### Problem description
Wherever the word "placeholder" occurs in the listing, copy the whole line.

### Supplied material

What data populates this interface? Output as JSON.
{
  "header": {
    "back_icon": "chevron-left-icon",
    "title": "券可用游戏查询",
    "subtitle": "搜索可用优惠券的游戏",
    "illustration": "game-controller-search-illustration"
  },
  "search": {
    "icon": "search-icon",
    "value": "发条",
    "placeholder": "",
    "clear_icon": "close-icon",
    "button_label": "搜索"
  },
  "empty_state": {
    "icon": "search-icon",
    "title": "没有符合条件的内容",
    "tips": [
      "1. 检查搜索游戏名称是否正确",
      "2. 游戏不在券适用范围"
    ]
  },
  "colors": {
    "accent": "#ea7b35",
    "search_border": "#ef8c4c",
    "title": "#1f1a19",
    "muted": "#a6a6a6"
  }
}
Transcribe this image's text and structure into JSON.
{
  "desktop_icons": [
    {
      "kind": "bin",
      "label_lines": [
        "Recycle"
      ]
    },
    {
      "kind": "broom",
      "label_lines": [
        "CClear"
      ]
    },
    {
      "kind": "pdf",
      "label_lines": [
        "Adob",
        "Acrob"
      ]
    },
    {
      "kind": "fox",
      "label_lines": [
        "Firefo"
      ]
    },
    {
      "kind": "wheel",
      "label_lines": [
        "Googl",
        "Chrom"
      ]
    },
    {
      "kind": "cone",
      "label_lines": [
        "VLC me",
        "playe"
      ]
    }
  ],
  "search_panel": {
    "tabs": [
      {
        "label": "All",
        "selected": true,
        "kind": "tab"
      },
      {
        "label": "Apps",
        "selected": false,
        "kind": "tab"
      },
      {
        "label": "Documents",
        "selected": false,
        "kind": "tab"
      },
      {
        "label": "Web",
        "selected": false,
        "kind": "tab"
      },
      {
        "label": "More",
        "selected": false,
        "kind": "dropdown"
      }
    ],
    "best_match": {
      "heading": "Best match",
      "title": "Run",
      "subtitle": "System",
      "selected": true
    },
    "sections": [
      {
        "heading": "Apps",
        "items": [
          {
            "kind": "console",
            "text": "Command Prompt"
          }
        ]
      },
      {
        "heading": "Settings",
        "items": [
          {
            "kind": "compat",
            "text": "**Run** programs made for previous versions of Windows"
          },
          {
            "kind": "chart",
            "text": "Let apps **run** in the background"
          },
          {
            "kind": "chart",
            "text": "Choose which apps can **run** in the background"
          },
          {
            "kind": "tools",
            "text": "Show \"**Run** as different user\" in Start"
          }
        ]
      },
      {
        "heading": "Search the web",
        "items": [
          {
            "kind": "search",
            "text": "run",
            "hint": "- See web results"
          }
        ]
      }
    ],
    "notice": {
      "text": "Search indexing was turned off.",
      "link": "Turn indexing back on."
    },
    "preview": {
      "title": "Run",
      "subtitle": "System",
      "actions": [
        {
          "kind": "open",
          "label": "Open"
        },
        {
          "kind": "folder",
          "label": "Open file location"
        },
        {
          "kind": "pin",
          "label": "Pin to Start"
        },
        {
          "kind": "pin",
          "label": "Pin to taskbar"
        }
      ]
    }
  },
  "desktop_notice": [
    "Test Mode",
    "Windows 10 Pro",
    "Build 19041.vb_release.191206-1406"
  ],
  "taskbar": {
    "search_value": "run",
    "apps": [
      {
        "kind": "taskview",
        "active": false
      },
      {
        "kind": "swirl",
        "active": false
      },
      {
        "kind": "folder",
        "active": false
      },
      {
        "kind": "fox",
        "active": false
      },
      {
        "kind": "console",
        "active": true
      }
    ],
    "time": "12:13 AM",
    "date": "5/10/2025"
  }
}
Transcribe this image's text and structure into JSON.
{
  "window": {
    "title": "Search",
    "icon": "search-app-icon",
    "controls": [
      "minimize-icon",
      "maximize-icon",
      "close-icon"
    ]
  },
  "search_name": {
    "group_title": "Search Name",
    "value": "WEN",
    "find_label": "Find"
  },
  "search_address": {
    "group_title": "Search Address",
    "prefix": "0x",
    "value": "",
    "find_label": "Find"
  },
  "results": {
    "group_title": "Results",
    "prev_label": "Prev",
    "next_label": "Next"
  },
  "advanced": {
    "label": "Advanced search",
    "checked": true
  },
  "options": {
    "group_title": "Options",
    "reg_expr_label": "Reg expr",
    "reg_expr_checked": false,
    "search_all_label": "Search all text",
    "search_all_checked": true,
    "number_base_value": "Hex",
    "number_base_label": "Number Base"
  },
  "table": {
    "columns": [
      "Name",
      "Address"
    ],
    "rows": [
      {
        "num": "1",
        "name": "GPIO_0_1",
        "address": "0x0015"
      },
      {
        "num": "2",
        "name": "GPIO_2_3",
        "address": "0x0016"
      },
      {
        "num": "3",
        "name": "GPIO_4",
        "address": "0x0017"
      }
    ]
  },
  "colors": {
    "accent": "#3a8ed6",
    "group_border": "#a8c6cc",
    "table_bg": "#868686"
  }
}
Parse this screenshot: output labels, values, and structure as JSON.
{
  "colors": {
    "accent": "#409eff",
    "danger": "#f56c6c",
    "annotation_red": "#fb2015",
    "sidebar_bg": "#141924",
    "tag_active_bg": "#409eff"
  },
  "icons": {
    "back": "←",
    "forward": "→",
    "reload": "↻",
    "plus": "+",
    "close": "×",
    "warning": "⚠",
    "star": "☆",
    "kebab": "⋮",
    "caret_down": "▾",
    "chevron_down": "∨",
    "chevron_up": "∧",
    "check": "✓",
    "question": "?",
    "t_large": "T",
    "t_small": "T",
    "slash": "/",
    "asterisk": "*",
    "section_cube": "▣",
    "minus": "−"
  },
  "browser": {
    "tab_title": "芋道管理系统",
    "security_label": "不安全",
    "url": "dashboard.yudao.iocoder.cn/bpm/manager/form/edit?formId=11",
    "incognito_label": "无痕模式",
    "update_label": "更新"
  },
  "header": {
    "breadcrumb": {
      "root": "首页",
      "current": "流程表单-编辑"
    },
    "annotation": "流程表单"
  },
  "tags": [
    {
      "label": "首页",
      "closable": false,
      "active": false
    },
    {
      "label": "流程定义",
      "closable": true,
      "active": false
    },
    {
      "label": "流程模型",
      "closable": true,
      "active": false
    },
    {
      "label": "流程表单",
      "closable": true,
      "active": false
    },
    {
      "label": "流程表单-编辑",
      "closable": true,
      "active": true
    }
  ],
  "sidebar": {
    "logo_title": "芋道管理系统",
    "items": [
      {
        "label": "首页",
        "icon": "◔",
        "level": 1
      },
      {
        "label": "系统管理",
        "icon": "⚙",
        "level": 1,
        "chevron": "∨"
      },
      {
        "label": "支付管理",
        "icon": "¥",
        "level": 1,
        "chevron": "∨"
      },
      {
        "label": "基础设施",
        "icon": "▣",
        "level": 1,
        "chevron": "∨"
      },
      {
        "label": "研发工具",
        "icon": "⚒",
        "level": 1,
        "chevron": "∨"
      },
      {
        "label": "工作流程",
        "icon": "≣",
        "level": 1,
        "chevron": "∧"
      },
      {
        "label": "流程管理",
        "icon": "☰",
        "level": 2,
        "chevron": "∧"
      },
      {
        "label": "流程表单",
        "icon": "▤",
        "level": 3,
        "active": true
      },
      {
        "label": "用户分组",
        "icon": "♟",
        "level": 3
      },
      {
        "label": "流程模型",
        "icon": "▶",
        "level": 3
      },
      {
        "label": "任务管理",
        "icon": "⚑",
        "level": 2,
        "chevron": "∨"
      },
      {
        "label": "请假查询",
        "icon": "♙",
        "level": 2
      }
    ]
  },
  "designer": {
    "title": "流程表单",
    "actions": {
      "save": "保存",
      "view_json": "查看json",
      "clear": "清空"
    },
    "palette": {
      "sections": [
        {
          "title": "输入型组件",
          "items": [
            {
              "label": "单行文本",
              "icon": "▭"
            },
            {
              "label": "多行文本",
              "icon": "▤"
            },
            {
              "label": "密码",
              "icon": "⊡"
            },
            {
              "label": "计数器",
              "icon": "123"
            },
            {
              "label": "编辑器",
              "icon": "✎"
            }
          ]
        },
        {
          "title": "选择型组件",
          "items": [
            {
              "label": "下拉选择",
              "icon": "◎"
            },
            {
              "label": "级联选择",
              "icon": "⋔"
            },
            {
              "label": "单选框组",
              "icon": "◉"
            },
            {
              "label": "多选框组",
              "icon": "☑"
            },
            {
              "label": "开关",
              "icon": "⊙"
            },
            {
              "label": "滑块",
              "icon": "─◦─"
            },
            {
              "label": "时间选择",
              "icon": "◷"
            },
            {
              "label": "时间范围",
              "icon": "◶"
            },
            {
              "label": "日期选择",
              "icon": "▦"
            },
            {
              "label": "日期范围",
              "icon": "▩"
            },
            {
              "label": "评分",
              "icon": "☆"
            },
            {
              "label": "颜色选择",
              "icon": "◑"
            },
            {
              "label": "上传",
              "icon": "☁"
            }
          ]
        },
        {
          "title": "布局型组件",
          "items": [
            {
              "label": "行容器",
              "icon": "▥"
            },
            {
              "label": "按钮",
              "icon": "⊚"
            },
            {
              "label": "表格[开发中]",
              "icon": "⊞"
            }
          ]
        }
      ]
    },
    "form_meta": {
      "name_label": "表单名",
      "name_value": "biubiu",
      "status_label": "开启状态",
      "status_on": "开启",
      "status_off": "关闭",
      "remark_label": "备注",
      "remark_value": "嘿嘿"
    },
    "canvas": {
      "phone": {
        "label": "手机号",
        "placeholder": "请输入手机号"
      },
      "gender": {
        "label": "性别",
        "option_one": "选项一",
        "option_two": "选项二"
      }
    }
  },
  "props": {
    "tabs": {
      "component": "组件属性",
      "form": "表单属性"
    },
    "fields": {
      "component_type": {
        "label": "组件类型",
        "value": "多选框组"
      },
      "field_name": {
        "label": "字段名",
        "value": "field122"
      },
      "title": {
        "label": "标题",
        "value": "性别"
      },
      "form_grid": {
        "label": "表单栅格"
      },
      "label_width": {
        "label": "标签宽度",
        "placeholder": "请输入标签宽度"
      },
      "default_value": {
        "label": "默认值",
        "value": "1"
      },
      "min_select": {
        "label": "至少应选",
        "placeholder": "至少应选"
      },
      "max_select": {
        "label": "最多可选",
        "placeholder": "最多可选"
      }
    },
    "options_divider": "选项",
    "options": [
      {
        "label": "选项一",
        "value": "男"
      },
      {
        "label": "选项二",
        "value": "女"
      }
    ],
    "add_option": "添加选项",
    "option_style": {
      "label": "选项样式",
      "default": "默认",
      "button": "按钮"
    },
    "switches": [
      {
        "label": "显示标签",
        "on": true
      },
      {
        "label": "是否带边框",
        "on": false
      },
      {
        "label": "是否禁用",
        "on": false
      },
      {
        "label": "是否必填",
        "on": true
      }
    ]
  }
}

### Answer to this task
    "placeholder": "",
        "placeholder": "请输入手机号"
        "placeholder": "请输入标签宽度"
        "placeholder": "至少应选"
        "placeholder": "最多可选"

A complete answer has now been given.